To be successful in business you must be able to attract the right clients and persuade them to buy. However, on the internet, people only see what the search engines direct them to and the competition for those top spots is fierce. So how do you ensure that your business is front-and-center when prospects are searching for solutions? The answer is The Findability Formula. The Findability Formula is for anyone who wants to improve results from Internet marketing. The book is specifically written for business owners who are frustrated with a website that is not showing up in search results and not generating business. The Findability Formula will help readers understand how prospects and customers search for products and services on the Internet, and will show them, step-by-step, how to optimize their findability. The book will be a non-technical guide to effectively building and implementing, from the ground up, an Internet search marketing program that gets results. The reader will learn how paid search works, and how paid and organic search can work together to create optimum web visibility and reduce paid search costs over time. The basic message of the book is that there is a formula for findability and for converting prospects to purchasers.
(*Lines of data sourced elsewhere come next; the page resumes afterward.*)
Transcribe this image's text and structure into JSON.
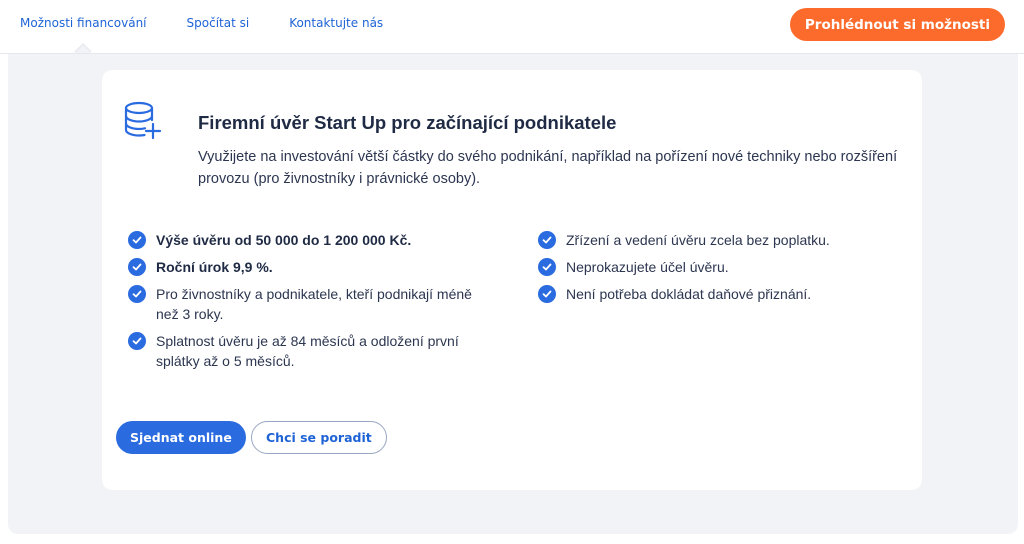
{
  "nav": {
    "items": [
      {
        "label": "Možnosti financování",
        "active": true
      },
      {
        "label": "Spočítat si",
        "active": false
      },
      {
        "label": "Kontaktujte nás",
        "active": false
      }
    ],
    "cta_label": "Prohlédnout si možnosti"
  },
  "product": {
    "icon": "database-plus-icon",
    "title": "Firemní úvěr Start Up pro začínající podnikatele",
    "description": "Využijete na investování větší částky do svého podnikání, například na pořízení nové techniky nebo rozšíření provozu (pro živnostníky i právnické osoby).",
    "features_left": [
      {
        "text": "Výše úvěru od 50 000 do 1 200 000 Kč.",
        "bold": true
      },
      {
        "text": "Roční úrok 9,9 %.",
        "bold": true
      },
      {
        "text": "Pro živnostníky a podnikatele, kteří podnikají méně než 3 roky.",
        "bold": false
      },
      {
        "text": "Splatnost úvěru je až 84 měsíců a odložení první splátky až o 5 měsíců.",
        "bold": false
      }
    ],
    "features_right": [
      {
        "text": "Zřízení a vedení úvěru zcela bez poplatku.",
        "bold": false
      },
      {
        "text": "Neprokazujete účel úvěru.",
        "bold": false
      },
      {
        "text": "Není potřeba dokládat daňové přiznání.",
        "bold": false
      }
    ],
    "primary_button": "Sjednat online",
    "secondary_button": "Chci se poradit"
  },
  "colors": {
    "accent_blue": "#2a6be0",
    "cta_orange": "#fd6b2c",
    "panel_bg": "#f2f3f6"
  }
}
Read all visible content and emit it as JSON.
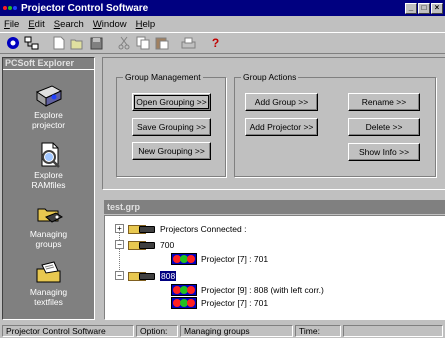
{
  "window": {
    "title": "Projector Control Software"
  },
  "menu": {
    "items": [
      {
        "label": "File",
        "key": "F",
        "rest": "ile"
      },
      {
        "label": "Edit",
        "key": "E",
        "rest": "dit"
      },
      {
        "label": "Search",
        "key": "S",
        "rest": "earch"
      },
      {
        "label": "Window",
        "key": "W",
        "rest": "indow"
      },
      {
        "label": "Help",
        "key": "H",
        "rest": "elp"
      }
    ]
  },
  "toolbar": {
    "icons": [
      "connect-icon",
      "network-icon",
      "new-icon",
      "open-icon",
      "save-icon",
      "cut-icon",
      "copy-icon",
      "paste-icon",
      "print-icon",
      "help-icon"
    ]
  },
  "sidebar": {
    "title": "PCSoft Explorer",
    "items": [
      {
        "label1": "Explore",
        "label2": "projector",
        "icon": "projector-icon"
      },
      {
        "label1": "Explore",
        "label2": "RAMfiles",
        "icon": "ramfiles-icon"
      },
      {
        "label1": "Managing",
        "label2": "groups",
        "icon": "groups-icon"
      },
      {
        "label1": "Managing",
        "label2": "textfiles",
        "icon": "textfiles-icon"
      }
    ]
  },
  "group_management": {
    "label": "Group Management",
    "buttons": [
      "Open Grouping >>",
      "Save Grouping >>",
      "New Grouping >>"
    ]
  },
  "group_actions": {
    "label": "Group Actions",
    "buttons": [
      "Add Group >>",
      "Add Projector >>",
      "Rename >>",
      "Delete >>",
      "Show Info >>"
    ]
  },
  "tree_pane": {
    "title": "test.grp",
    "rows": [
      {
        "text": "Projectors Connected :",
        "expander": "+"
      },
      {
        "text": "700",
        "expander": "−"
      },
      {
        "text": "Projector [7] : 701"
      },
      {
        "text": "808",
        "expander": "−"
      },
      {
        "text": "Projector [9] : 808 (with left corr.)"
      },
      {
        "text": "Projector [7] : 701"
      }
    ]
  },
  "status": {
    "app": "Projector Control Software",
    "option_label": "Option:",
    "option_value": "Managing groups",
    "time_label": "Time:"
  },
  "colors": {
    "titlebar": "#000080",
    "face": "#c0c0c0",
    "sidebar": "#808080"
  }
}
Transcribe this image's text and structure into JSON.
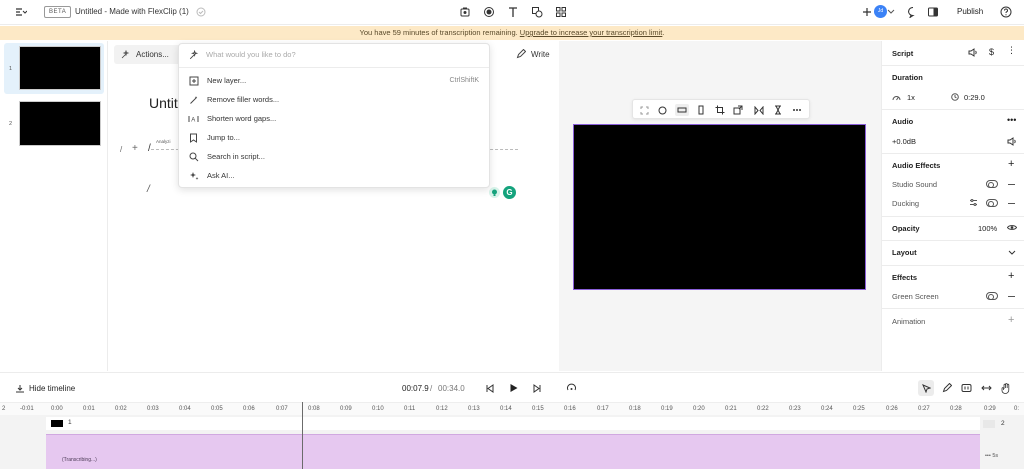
{
  "topbar": {
    "beta": "BETA",
    "title": "Untitled - Made with FlexClip (1)",
    "avatar_initials": "Jd",
    "publish": "Publish"
  },
  "banner": {
    "text": "You have 59 minutes of transcription remaining.",
    "link": "Upgrade to increase your transcription limit",
    "end": "."
  },
  "thumbs": [
    {
      "num": "1",
      "selected": true
    },
    {
      "num": "2",
      "selected": false
    }
  ],
  "script": {
    "actions_label": "Actions...",
    "write_label": "Write",
    "heading": "Untitl",
    "analyzing": "Analyzi",
    "slash_char": "/"
  },
  "dropdown": {
    "placeholder": "What would you like to do?",
    "items": [
      {
        "label": "New layer...",
        "shortcut": "CtrlShiftK",
        "icon": "square-plus-icon"
      },
      {
        "label": "Remove filler words...",
        "shortcut": "",
        "icon": "wand-icon"
      },
      {
        "label": "Shorten word gaps...",
        "shortcut": "",
        "icon": "text-cursor-icon"
      },
      {
        "label": "Jump to...",
        "shortcut": "",
        "icon": "bookmark-icon"
      },
      {
        "label": "Search in script...",
        "shortcut": "",
        "icon": "search-icon"
      },
      {
        "label": "Ask AI...",
        "shortcut": "",
        "icon": "sparkle-icon"
      }
    ]
  },
  "rpanel": {
    "script": "Script",
    "duration": "Duration",
    "speed": "1x",
    "duration_value": "0:29.0",
    "audio": "Audio",
    "volume": "+0.0dB",
    "audio_effects": "Audio Effects",
    "studio_sound": "Studio Sound",
    "ducking": "Ducking",
    "opacity": "Opacity",
    "opacity_value": "100%",
    "layout": "Layout",
    "effects": "Effects",
    "green_screen": "Green Screen",
    "animation": "Animation"
  },
  "timeline": {
    "hide_label": "Hide timeline",
    "current_time": "00:07.9",
    "sep": "/",
    "total_time": "00:34.0",
    "ruler": [
      "2",
      "-0:01",
      "0:00",
      "0:01",
      "0:02",
      "0:03",
      "0:04",
      "0:05",
      "0:06",
      "0:07",
      "0:08",
      "0:09",
      "0:10",
      "0:11",
      "0:12",
      "0:13",
      "0:14",
      "0:15",
      "0:16",
      "0:17",
      "0:18",
      "0:19",
      "0:20",
      "0:21",
      "0:22",
      "0:23",
      "0:24",
      "0:25",
      "0:26",
      "0:27",
      "0:28",
      "0:29",
      "0:"
    ],
    "clip_num": "1",
    "row_right_num": "2",
    "audio_label": "(Transcribing...)",
    "zoom": "5s"
  },
  "colors": {
    "banner_bg": "#fde9c6",
    "selection": "#e4f1fb",
    "canvas_border": "#8a5fd9",
    "audio_clip": "#e6c8f0",
    "grammarly": "#15a37d"
  }
}
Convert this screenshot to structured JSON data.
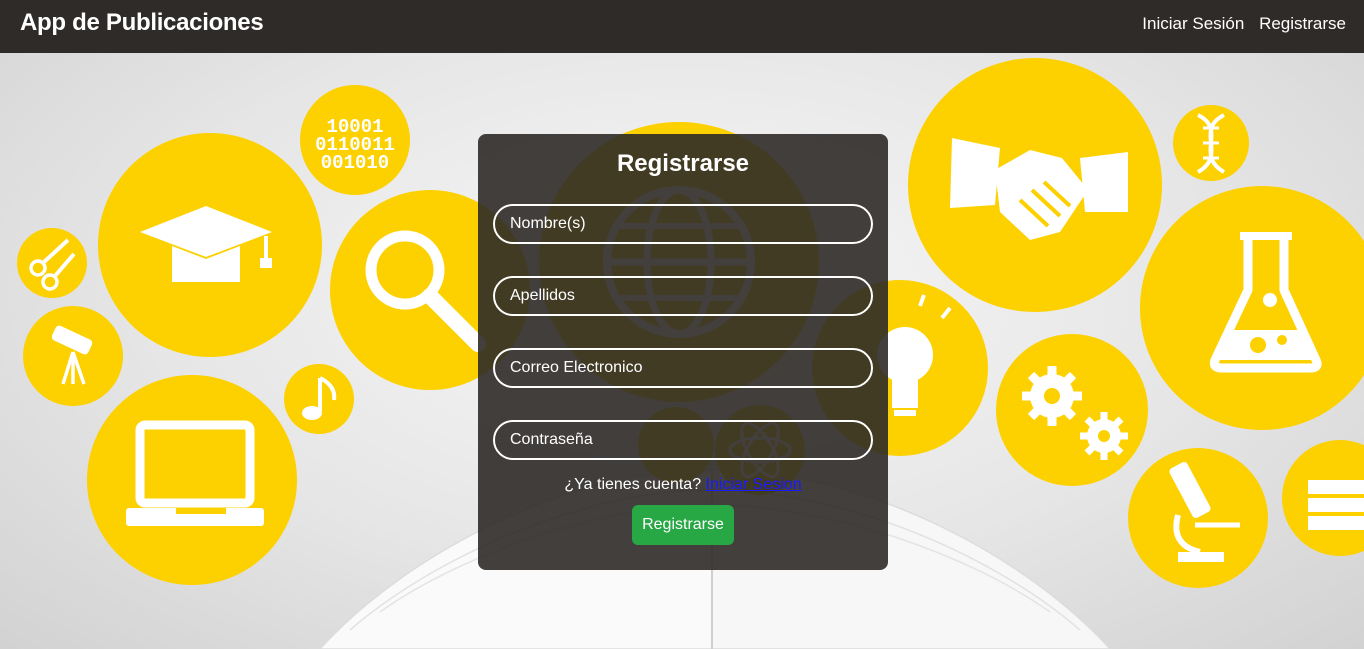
{
  "navbar": {
    "brand": "App de Publicaciones",
    "links": [
      "Iniciar Sesión",
      "Registrarse"
    ]
  },
  "form": {
    "title": "Registrarse",
    "fields": [
      {
        "placeholder": "Nombre(s)",
        "value": ""
      },
      {
        "placeholder": "Apellidos",
        "value": ""
      },
      {
        "placeholder": "Correo Electronico",
        "value": ""
      },
      {
        "placeholder": "Contraseña",
        "value": ""
      }
    ],
    "has_account_text": "¿Ya tienes cuenta?",
    "login_link": "Iniciar Sesion",
    "submit_label": "Registrarse"
  },
  "background": {
    "icons": [
      "graduation-cap-icon",
      "binary-icon",
      "magnifier-icon",
      "scissors-icon",
      "telescope-icon",
      "music-note-icon",
      "laptop-icon",
      "globe-icon",
      "handshake-icon",
      "dna-icon",
      "flask-icon",
      "lightbulb-icon",
      "gears-icon",
      "microscope-icon",
      "books-icon",
      "open-book-icon"
    ],
    "binary_digits": [
      "10001",
      "0110011",
      "001010"
    ]
  },
  "colors": {
    "navbar": "#2e2b29",
    "accent_yellow": "#fdd000",
    "button_green": "#28a745",
    "link_blue": "#1a1aff"
  }
}
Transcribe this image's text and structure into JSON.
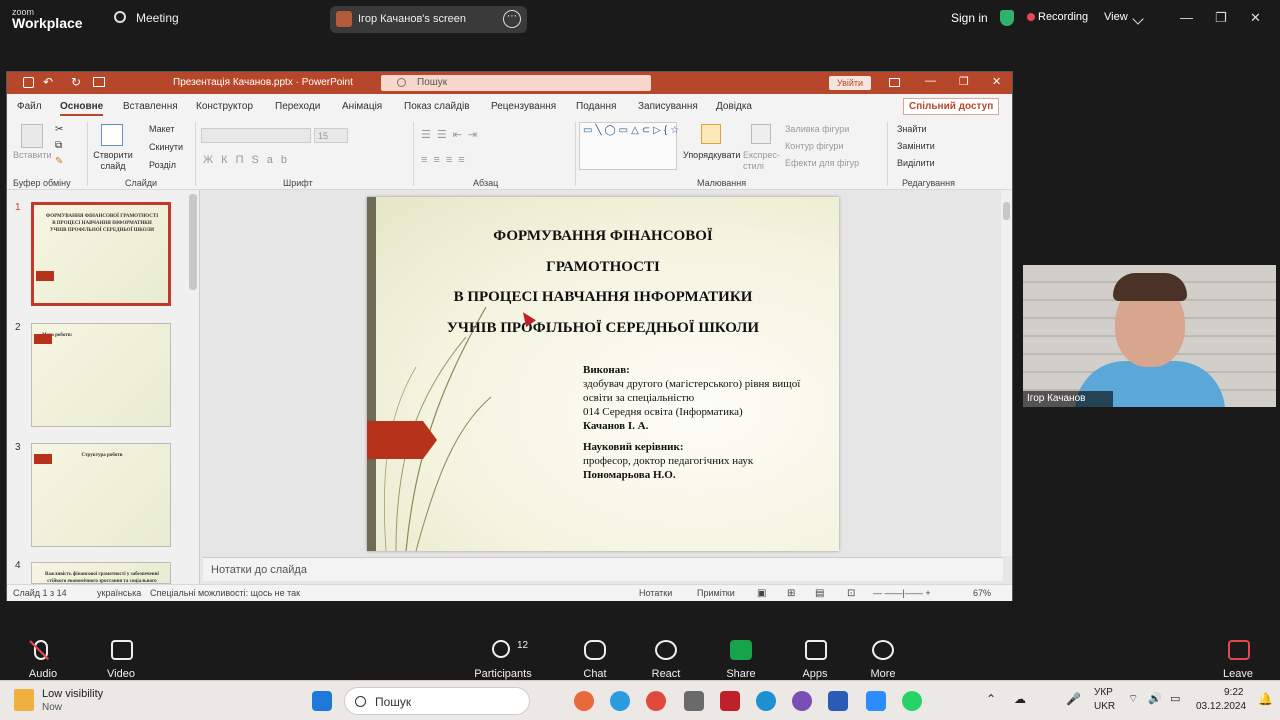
{
  "zoom": {
    "logo_small": "zoom",
    "logo_big": "Workplace",
    "meeting": "Meeting",
    "share_title": "Ігор Качанов's screen",
    "signin": "Sign in",
    "recording": "Recording",
    "view": "View",
    "bottom": {
      "audio": "Audio",
      "video": "Video",
      "participants": "Participants",
      "participants_count": "12",
      "chat": "Chat",
      "react": "React",
      "share": "Share",
      "apps": "Apps",
      "more": "More",
      "leave": "Leave"
    },
    "cam_name": "Ігор Качанов"
  },
  "ppt": {
    "title": "Презентація Качанов.pptx  ·  PowerPoint",
    "search_placeholder": "Пошук",
    "signin_button": "Увійти",
    "share_doc": "Спільний доступ",
    "tabs": [
      "Файл",
      "Основне",
      "Вставлення",
      "Конструктор",
      "Переходи",
      "Анімація",
      "Показ слайдів",
      "Рецензування",
      "Подання",
      "Записування",
      "Довідка"
    ],
    "ribbon": {
      "paste": "Вставити",
      "new_slide": "Створити слайд",
      "layout": "Макет",
      "reset": "Скинути",
      "section": "Розділ",
      "font_size": "15",
      "arrange": "Упорядкувати",
      "quick_styles": "Експрес-стилі",
      "shape_fill": "Заливка фігури",
      "shape_outline": "Контур фігури",
      "shape_effects": "Ефекти для фігур",
      "find": "Знайти",
      "replace": "Замінити",
      "select": "Виділити",
      "groups": {
        "clipboard": "Буфер обміну",
        "slides": "Слайди",
        "font": "Шрифт",
        "paragraph": "Абзац",
        "drawing": "Малювання",
        "editing": "Редагування"
      }
    },
    "slide": {
      "title1": "ФОРМУВАННЯ ФІНАНСОВОЇ",
      "title2": "ГРАМОТНОСТІ",
      "title3": "В ПРОЦЕСІ НАВЧАННЯ ІНФОРМАТИКИ",
      "title4": "УЧНІВ ПРОФІЛЬНОЇ СЕРЕДНЬОЇ ШКОЛИ",
      "author_label": "Виконав:",
      "author_line1": "здобувач другого (магістерського) рівня вищої",
      "author_line2": "освіти за спеціальністю",
      "author_line3": "014 Середня освіта (Інформатика)",
      "author_name": "Качанов І. А.",
      "supervisor_label": "Науковий керівник:",
      "supervisor_line": "професор, доктор педагогічних наук",
      "supervisor_name": "Пономарьова Н.О."
    },
    "thumbs": [
      {
        "num": "1",
        "text": "ФОРМУВАННЯ ФІНАНСОВОЇ ГРАМОТНОСТІ В ПРОЦЕСІ НАВЧАННЯ ІНФОРМАТИКИ УЧНІВ ПРОФІЛЬНОЇ СЕРЕДНЬОЇ ШКОЛИ"
      },
      {
        "num": "2",
        "text": "Мета роботи:"
      },
      {
        "num": "3",
        "text": "Структура роботи"
      },
      {
        "num": "4",
        "text": "Важливість фінансової грамотності у забезпеченні стійкого економічного зростання та соціального розвитку країни"
      }
    ],
    "notes": "Нотатки до слайда",
    "status": {
      "slide": "Слайд 1 з 14",
      "language": "українська",
      "accessibility": "Спеціальні можливості: щось не так",
      "notes": "Нотатки",
      "comments": "Примітки",
      "zoom": "67%"
    }
  },
  "taskbar": {
    "notify_title": "Low visibility",
    "notify_sub": "Now",
    "search": "Пошук",
    "lang1": "УКР",
    "lang2": "UKR",
    "time": "9:22",
    "date": "03.12.2024"
  },
  "colors": {
    "ppt_accent": "#b7472a",
    "zoom_bg": "#1a1a1a",
    "recording": "#e5484d",
    "share_green": "#16a34a"
  }
}
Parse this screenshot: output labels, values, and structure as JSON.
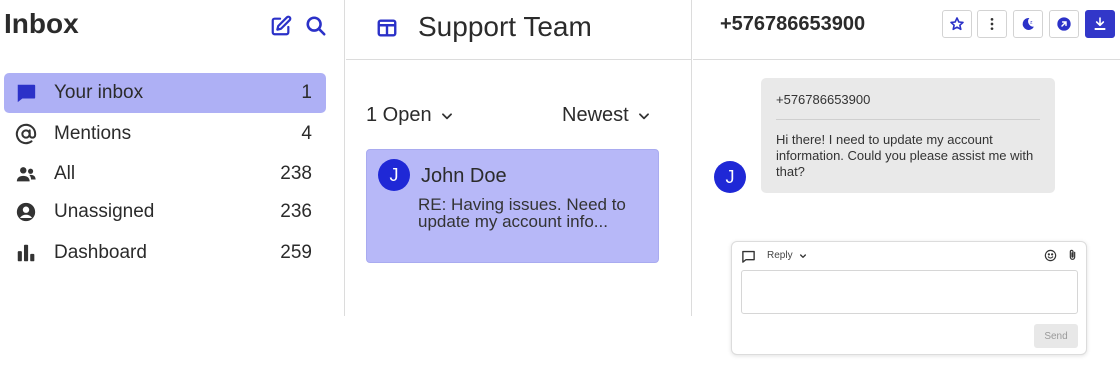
{
  "sidebar": {
    "title": "Inbox",
    "items": [
      {
        "label": "Your inbox",
        "count": "1",
        "icon": "chat-bubble-icon"
      },
      {
        "label": "Mentions",
        "count": "4",
        "icon": "at-sign-icon"
      },
      {
        "label": "All",
        "count": "238",
        "icon": "people-icon"
      },
      {
        "label": "Unassigned",
        "count": "236",
        "icon": "person-circle-icon"
      },
      {
        "label": "Dashboard",
        "count": "259",
        "icon": "bar-chart-icon"
      }
    ]
  },
  "middle": {
    "team_name": "Support Team",
    "filter_status": "1 Open",
    "sort_order": "Newest",
    "conversation": {
      "avatar_initial": "J",
      "name": "John Doe",
      "preview": "RE: Having issues. Need to update my account info..."
    }
  },
  "right": {
    "phone": "+576786653900",
    "message": {
      "avatar_initial": "J",
      "sender": "+576786653900",
      "text": "Hi there! I need to update my account information. Could you please assist me with that?"
    },
    "composer": {
      "reply_label": "Reply",
      "input_value": "",
      "send_label": "Send"
    }
  },
  "colors": {
    "accent": "#3237c9",
    "active_item_bg": "#aeb0f5",
    "card_bg": "#b7b8f8",
    "avatar_bg": "#1f28d6",
    "bubble_bg": "#e9e9e9"
  }
}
Readers' Benefits from The Findability Formula: * A complete step-by-step approach to search engine marketing applicable to any product or service, The Findability Formula will include easy-to-follow instruction from chapter to chapter as well as launch checklists in the appendix. * The most up-to-date search research and statistics available, including uncommon ways to connect with your online buyer. * Shows the reader how to avoid common search marketing mistakes that cost big money. How to not be bullied and take control of in-house e-commerce department strategies and SEM agencies. * A small company can compete successfully in search with larger, well-established competitors. How to work smarter to get even better search engine "findability". * Maximizes the reader's investment. The reader won't waste money by needlessly paying for "clicks" from customers who have no intention of buying. The investment in this book will be repaid thousands of times over. * Saves time, money and energy in creating in-house search marketing programs and properly tracking results by keyword. Negates the need to hire outside SEM agencies
Chapters include: - Get Ready for Action - Game Designer on the Job - The High-Speed Evolution of Electronic Games - Game Designer in Training - The Players Who Bring Games to Life - Kids Ask, Game Designers Answer - Virtual Apprentice: Game Designer for a Day. Each accessible book includes: - A behind-the-scenes look at the featured industry - Profiles of working professionals that offer an inside peek at what they do - Reality Check sidebars to help readers decide if this is the job for them - Find Out More and Check It Out sidebars for further research - A Day in the Life activity list that details a typical day on the job - Q&As between real-life kids and pros - A Count Me In journal feature for readers to track their activities. With a lively tone, dynamic look, and plenty of full-color and black-and-white photographs, the Virtual Apprentice books are the perfect starting point for young adults beginning their career exploration.